═════ Input

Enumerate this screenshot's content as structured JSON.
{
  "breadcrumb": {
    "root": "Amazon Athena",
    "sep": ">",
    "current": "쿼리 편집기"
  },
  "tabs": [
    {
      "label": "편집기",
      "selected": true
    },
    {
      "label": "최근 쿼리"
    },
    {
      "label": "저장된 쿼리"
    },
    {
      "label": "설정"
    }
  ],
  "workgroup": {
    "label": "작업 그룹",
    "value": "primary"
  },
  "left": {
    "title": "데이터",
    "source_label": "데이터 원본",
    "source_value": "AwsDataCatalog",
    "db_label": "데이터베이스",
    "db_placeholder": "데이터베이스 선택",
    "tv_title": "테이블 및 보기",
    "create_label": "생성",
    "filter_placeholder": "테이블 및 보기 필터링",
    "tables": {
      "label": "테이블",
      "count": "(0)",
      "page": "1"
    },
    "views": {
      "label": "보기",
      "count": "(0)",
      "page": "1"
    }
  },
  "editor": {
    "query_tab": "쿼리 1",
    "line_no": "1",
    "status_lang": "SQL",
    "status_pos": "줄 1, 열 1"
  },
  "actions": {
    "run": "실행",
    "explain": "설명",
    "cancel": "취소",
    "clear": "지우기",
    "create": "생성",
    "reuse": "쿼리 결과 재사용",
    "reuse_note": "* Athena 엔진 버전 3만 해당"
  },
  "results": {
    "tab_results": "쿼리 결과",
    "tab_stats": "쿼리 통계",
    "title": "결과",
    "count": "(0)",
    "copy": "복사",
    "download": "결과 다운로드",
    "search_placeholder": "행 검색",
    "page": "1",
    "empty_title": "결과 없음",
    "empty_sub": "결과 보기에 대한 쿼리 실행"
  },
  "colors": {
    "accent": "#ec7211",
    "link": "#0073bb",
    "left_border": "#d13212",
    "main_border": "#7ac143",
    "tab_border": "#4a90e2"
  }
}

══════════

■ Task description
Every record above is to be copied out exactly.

■ Output for this exercise
Enumerate this screenshot's content as structured JSON.
{
  "breadcrumb": {
    "root": "Amazon Athena",
    "sep": ">",
    "current": "쿼리 편집기"
  },
  "tabs": [
    {
      "label": "편집기",
      "selected": true
    },
    {
      "label": "최근 쿼리"
    },
    {
      "label": "저장된 쿼리"
    },
    {
      "label": "설정"
    }
  ],
  "workgroup": {
    "label": "작업 그룹",
    "value": "primary"
  },
  "left": {
    "title": "데이터",
    "source_label": "데이터 원본",
    "source_value": "AwsDataCatalog",
    "db_label": "데이터베이스",
    "db_placeholder": "데이터베이스 선택",
    "tv_title": "테이블 및 보기",
    "create_label": "생성",
    "filter_placeholder": "테이블 및 보기 필터링",
    "tables": {
      "label": "테이블",
      "count": "(0)",
      "page": "1"
    },
    "views": {
      "label": "보기",
      "count": "(0)",
      "page": "1"
    }
  },
  "editor": {
    "query_tab": "쿼리 1",
    "line_no": "1",
    "status_lang": "SQL",
    "status_pos": "줄 1, 열 1"
  },
  "actions": {
    "run": "실행",
    "explain": "설명",
    "cancel": "취소",
    "clear": "지우기",
    "create": "생성",
    "reuse": "쿼리 결과 재사용",
    "reuse_note": "* Athena 엔진 버전 3만 해당"
  },
  "results": {
    "tab_results": "쿼리 결과",
    "tab_stats": "쿼리 통계",
    "title": "결과",
    "count": "(0)",
    "copy": "복사",
    "download": "결과 다운로드",
    "search_placeholder": "행 검색",
    "page": "1",
    "empty_title": "결과 없음",
    "empty_sub": "결과 보기에 대한 쿼리 실행"
  },
  "colors": {
    "accent": "#ec7211",
    "link": "#0073bb",
    "left_border": "#d13212",
    "main_border": "#7ac143",
    "tab_border": "#4a90e2"
  }
}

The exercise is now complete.